Glendale’s flag places the city logo on a white field. The logo incorporates lettering below three stylized, overlapping shapes representing pillars. The lettering reads GLENDALE in a Times Roman-style font in teal (turquoise), except the A joins with a Z below it, in a script-like font in copper, representing “Arizona”. Parts of the A and Z overlap the adjoining letters. The pillar shapes, all copper-colored, are each a rectangle divided into quadrants just above its horizontal center, with a circular section (whose diameter is one-half the width of the rectangle) centered around the quadrants’ intersection point removed and one of the two lower quadrants removed. On a field of 4 by 6 units, the teal lettering extends 4.2 units wide and 0.6 units high. The pillars range from 1 unit wide and 1.25 units high to .75 units wide and .85 units high. The largest pillar is in the center; the others flank and overlap it on the left and right. The copper and teal colors are officially PMS 173c (876) and PMS 328.
Ted Kaye, American City Flags, Raven 9-10, 2002-2003

Symbolism

According to the city:
In 1990 a new contemporary logo was designed and officially adopted for use by the city. The new logo replaced the city seal and is characterized by three stylistic pillars adapted from a strong architectural element in city hall … The purpose of the logo was to provide a symbol and combination of color that can be easily identified by both citizens and businesses. The pillars represent three key elements of community—the citizens, the business sector, and the government that serves them.
Turquoise and copper are the city’s colors. Turquoise may represent the gemstone common in the area and frequently used in local jewelry; copper may represent the mineral wealth of the region.
Ted Kaye, American City Flags, Raven 9-10, 2002-2003

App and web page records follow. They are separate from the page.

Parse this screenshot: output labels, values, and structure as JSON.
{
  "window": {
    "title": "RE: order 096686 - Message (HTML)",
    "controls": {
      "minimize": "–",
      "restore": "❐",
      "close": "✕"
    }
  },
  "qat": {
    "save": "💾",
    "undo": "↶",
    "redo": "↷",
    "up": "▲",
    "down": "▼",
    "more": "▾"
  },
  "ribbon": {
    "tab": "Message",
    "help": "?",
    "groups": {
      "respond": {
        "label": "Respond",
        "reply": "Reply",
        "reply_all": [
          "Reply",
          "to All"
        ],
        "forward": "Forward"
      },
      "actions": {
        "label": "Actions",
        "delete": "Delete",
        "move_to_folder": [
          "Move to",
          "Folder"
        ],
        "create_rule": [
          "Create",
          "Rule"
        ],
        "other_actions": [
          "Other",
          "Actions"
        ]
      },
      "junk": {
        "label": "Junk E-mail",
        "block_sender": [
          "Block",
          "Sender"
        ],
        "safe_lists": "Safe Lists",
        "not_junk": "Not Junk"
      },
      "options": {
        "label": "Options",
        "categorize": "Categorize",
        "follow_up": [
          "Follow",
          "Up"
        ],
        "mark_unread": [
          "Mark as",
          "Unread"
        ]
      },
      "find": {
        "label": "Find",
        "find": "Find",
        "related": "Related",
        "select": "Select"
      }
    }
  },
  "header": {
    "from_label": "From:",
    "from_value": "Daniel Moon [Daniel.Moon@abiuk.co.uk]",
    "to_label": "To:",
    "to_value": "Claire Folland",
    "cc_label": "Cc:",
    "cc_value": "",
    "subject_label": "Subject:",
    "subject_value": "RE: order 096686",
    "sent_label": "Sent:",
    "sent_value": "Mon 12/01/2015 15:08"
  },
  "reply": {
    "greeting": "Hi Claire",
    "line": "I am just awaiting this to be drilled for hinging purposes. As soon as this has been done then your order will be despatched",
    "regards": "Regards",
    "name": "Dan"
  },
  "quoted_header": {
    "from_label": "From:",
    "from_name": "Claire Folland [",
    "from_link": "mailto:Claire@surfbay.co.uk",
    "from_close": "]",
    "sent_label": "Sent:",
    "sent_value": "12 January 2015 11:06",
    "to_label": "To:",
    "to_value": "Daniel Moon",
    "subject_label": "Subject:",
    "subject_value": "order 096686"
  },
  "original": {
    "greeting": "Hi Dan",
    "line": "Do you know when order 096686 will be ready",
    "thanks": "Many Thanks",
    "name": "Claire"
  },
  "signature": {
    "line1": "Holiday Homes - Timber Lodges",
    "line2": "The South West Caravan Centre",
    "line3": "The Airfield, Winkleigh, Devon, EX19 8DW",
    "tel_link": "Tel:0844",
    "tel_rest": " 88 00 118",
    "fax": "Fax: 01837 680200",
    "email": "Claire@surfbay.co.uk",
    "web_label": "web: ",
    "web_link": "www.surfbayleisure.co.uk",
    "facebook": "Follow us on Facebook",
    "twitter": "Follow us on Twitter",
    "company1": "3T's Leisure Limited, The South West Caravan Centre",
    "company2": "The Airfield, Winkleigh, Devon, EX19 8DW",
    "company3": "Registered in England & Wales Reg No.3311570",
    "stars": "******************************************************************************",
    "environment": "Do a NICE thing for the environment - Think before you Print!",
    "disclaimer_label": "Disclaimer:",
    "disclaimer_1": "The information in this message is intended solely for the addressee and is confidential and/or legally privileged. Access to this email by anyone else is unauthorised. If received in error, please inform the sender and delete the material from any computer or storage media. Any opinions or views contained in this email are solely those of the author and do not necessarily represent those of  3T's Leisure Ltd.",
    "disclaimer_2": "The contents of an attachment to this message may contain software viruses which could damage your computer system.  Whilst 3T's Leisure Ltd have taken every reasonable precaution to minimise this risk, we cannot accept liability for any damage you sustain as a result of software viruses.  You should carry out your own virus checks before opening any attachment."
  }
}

Selection

The flag and logo were developed and adopted in anticipation of the 1991 centennial of the founding of Glendale.
Flag adopted: 1990 (official).
Ted Kaye, American City Flags, Raven 9-10, 2002-2003

Designer

The Marketing and Communications Department of the city, with help from an outside firm.
Ted Kaye, American City Flags, Raven 9-10, 2002-2003

More about the Flag

The Glendale city warehouse orders about 8 flags every year in 4 by 6 feet and 5 by 8 feet sizes. The flag flies on one of three poles in front of the city office building. In order to ensure preservation of its flags for future generations, the city donated full-size versions of the current and former flags to the Glendale Historical Society in 1998.
Ted Kaye, American City Flags, Raven 9-10, 2002-2003


Seal

[City seal] image located by Paul Bassinson, 17 April 2019

Source: http://i1.wp.com/az-locksmith.com/
Paul Bassinson, 17 April 2019


Former flag

[Flag of Glendale, Arizona] 2:3 image(s) by permission of David B. Martucci
image(s) from American City Flags, Raven 9-10 (2002-2003), courtesy of the North American Vexillological Association, which retains copyright.

Glendale’s previous flag bears the city seal approved by ordinance #1083 on June 12, 1979. The seal is depicted in copper, centered on a white background, with a diameter of 2.5 units on a field of 4 by 6 units. According to city code, "The city seal shall be of circular design. Across the top portion the word “Glendale” is shown. The word “Arizona” is across the bottom portion. Off center to the left on the inside of the seal is an outline map of the state. Across the same portion is a silhouette of a “family” looking over the horizon, the city, and its surroundings. The rays emanate from the center of the city upward. Below the family is shown the date of incorporation (1910)."
(Code 1963, § 1-6) Design One/Attention Getters, represented by Don Hasulak, designed the seal.

The city’s original seal, adopted when Glendale was incorporated on June 18, 1910, featured a sugar beet to honor the engine of local economic recovery after the disastrous 1895 flood, the beet sugar factory built in 1906.
Ted Kaye, American City Flags, Raven 9-10, 2002-2003